Absolutely! I personally really look up to bold artists who aren’t afraid to challenge the norm in terms of musical style or message. Trent Reznor, Zack de la Rocha, Tori Amos, PJ Harvey, Bjork, Karen O. I grew up listening to lots of new wave and electronica, along with 90s rock, Alice in Chains, Smashing Pumpkins, that kind of thing. There’s also a huge chunk of ambient, like Boards of Canada, and classical music, primarily modern classical, from playing in concert bands and orchestras. It’s a widely varied pastiche, for sure. Tegan and Sara are a recent acquisition in my catalog (amazingly, I know, where have I been), and I really look up to them as queer performers and songwriters.

Do think things are getting better for queer female performers or are there still barriers to overcome?
I definitely think things have gotten better, and are getting better, but there will always be certain types of harassment – and that’s true regardless of sexual preference.
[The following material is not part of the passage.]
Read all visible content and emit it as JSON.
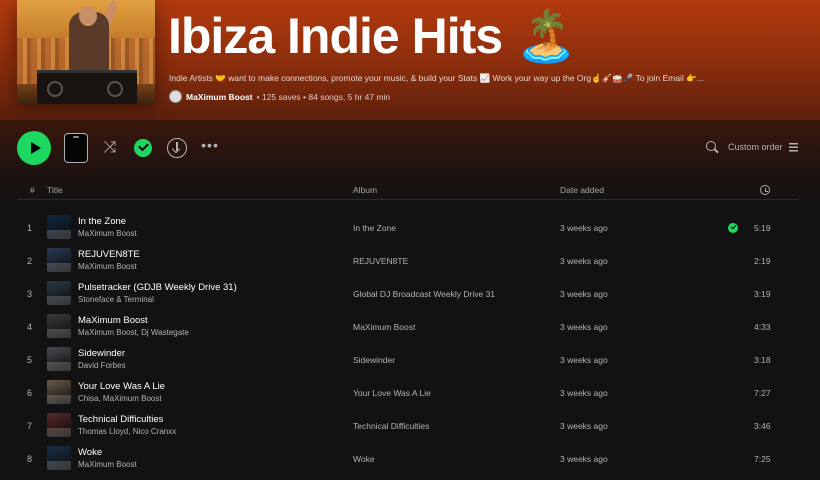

I’ve played shows and been followed around by the – to put it nicely – very typical dude who won’t respect your sexuality for hours, and it gets to a point where you feel unsafe sometimes, so we all have to stick together. I started carrying a pocket knife, for what it’s worth.
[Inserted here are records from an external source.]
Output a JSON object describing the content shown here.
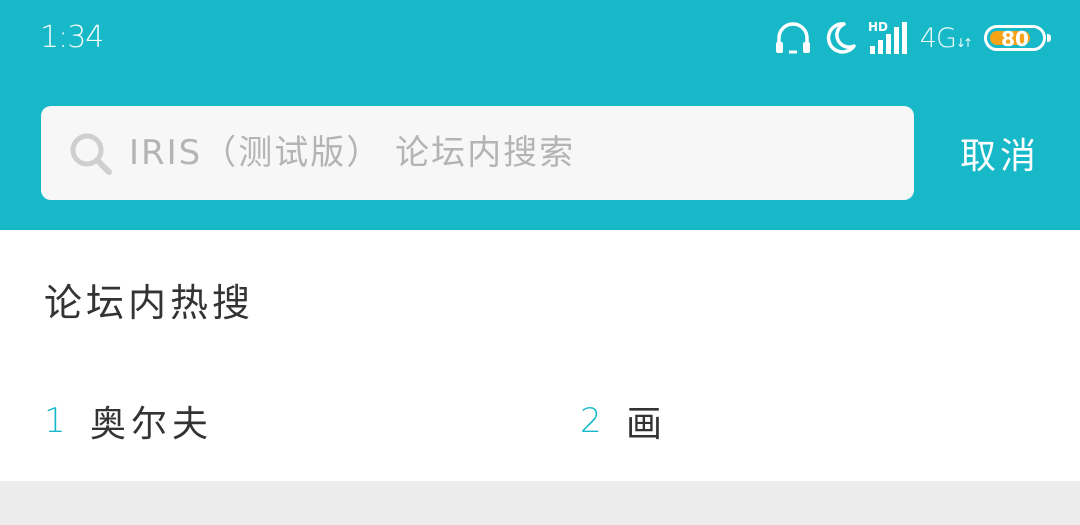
{
  "status_bar": {
    "time": "1:34",
    "network": "4G",
    "signal_badge": "HD",
    "battery_percent": "80",
    "icons": [
      "headphones-icon",
      "moon-icon",
      "signal-icon",
      "battery-icon"
    ]
  },
  "search": {
    "placeholder": "IRIS（测试版） 论坛内搜索",
    "value": "",
    "cancel_label": "取消"
  },
  "hot_search": {
    "title": "论坛内热搜",
    "items": [
      {
        "rank": "1",
        "term": "奥尔夫"
      },
      {
        "rank": "2",
        "term": "画"
      }
    ]
  },
  "colors": {
    "accent": "#17b8c8",
    "battery": "#f5a417",
    "background": "#ececec"
  }
}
Are you in any other bands?
I am not in any other bands at this time; however, I’m working with Unstraight on their upcoming release, doing production and mixing work.
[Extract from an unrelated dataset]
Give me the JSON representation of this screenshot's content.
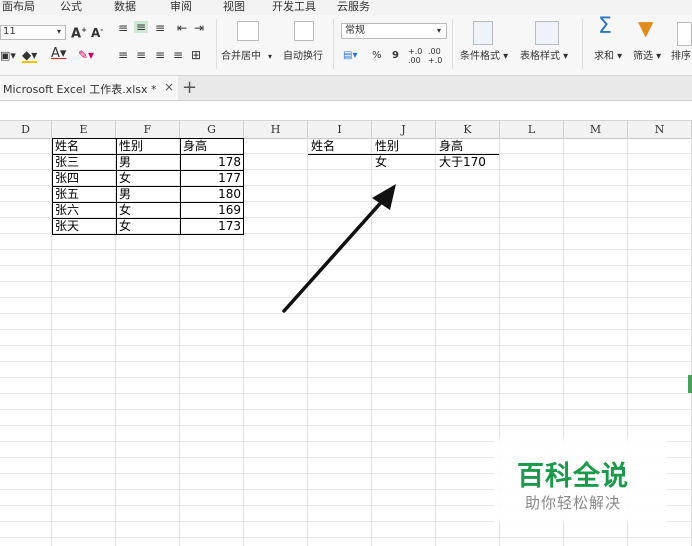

What has been your proudest moment as a member of a band?
I honestly continue to experience my proudest moment every time we step on stage. We put in a lot of effort and the payoff is huge, when I see the audience having a great time – that’s the most proud I’ll ever be, always. It’s not a one sided satisfaction, like “oh, i’m playing my songs on stage” – we’re there to facilitate a great time and hopefully connect with people, remind everyone of the all too oft forgotten universal bonds that hold us all together like loving arms. And maybe, just maybe, inspire questioning of authority and culture.

What advice would you give to a woman thinking about starting a band or learning an instrument?
Cliche, but don’t be afraid what anyone else thinks, especially not in the beginning, whether of an instrument or of a band. Find your bond with an instrument – find that texture that just draws you in, soothes you. The love you pour into an instrument – or band – like that, it feeds that bond. Then when you go to step on stage, you won’t be terrified and nervous, because you know you can rely on your instrument and/or your band.

Are there any other current or former bands you would like to see featured
Unstraight and Petty Morals come to mind! - QWIMB - Queer Women in Music Boston


Hello Despair
Never Leave My Mind
Hello Despair (OG Demo mix)



Band Without Hands are an oft distorted riff-fest with trippy electro fits and moments of graceful balladry. A three-plus piece with very well-crafted songs and great versatility. At once political and emotionally vulnerable, the hard rock fabric is interwoven with elements of new wave, industrial, and trip hop, creating a unique sound that infuses the audience with excitement. With members influenced by pretty much every genre under the sun, Band Without Hands draws from a vast palette to create cohesive, intriguing, adrenaline-fueled social and emotional commentary.

Band Members